App and web page records:
########

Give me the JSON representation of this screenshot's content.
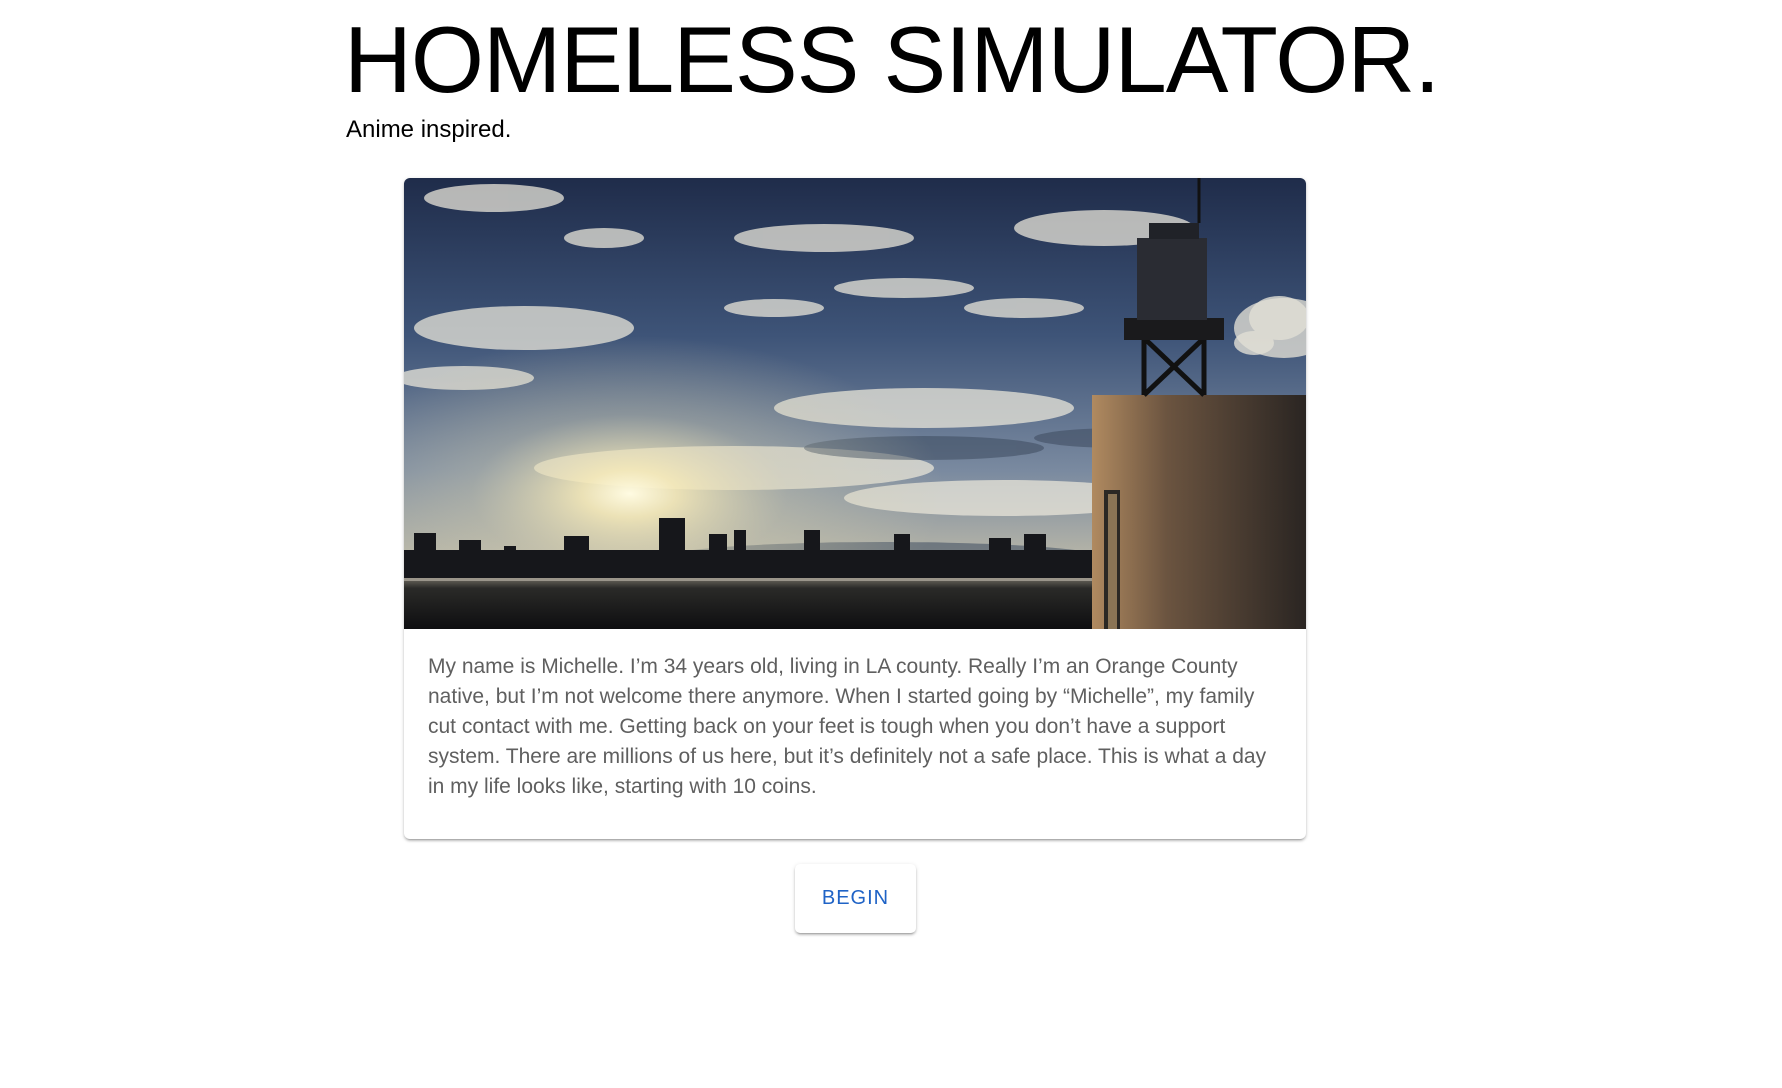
{
  "header": {
    "title": "HOMELESS SIMULATOR.",
    "subtitle": "Anime inspired."
  },
  "card": {
    "image_icon": "anime-rooftop-sunset-cityscape",
    "description": "My name is Michelle. I’m 34 years old, living in LA county. Really I’m an Orange County native, but I’m not welcome there anymore. When I started going by “Michelle”, my family cut contact with me. Getting back on your feet is tough when you don’t have a support system. There are millions of us here, but it’s definitely not a safe place. This is what a day in my life looks like, starting with 10 coins."
  },
  "actions": {
    "begin_label": "BEGIN"
  },
  "colors": {
    "button_text": "#1f63c6",
    "body_text": "#5f5f5f"
  }
}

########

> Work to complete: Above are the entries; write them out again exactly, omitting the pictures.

> Answer to the exercise:
Give me the JSON representation of this screenshot's content.
{
  "header": {
    "title": "HOMELESS SIMULATOR.",
    "subtitle": "Anime inspired."
  },
  "card": {
    "image_icon": "anime-rooftop-sunset-cityscape",
    "description": "My name is Michelle. I’m 34 years old, living in LA county. Really I’m an Orange County native, but I’m not welcome there anymore. When I started going by “Michelle”, my family cut contact with me. Getting back on your feet is tough when you don’t have a support system. There are millions of us here, but it’s definitely not a safe place. This is what a day in my life looks like, starting with 10 coins."
  },
  "actions": {
    "begin_label": "BEGIN"
  },
  "colors": {
    "button_text": "#1f63c6",
    "body_text": "#5f5f5f"
  }
}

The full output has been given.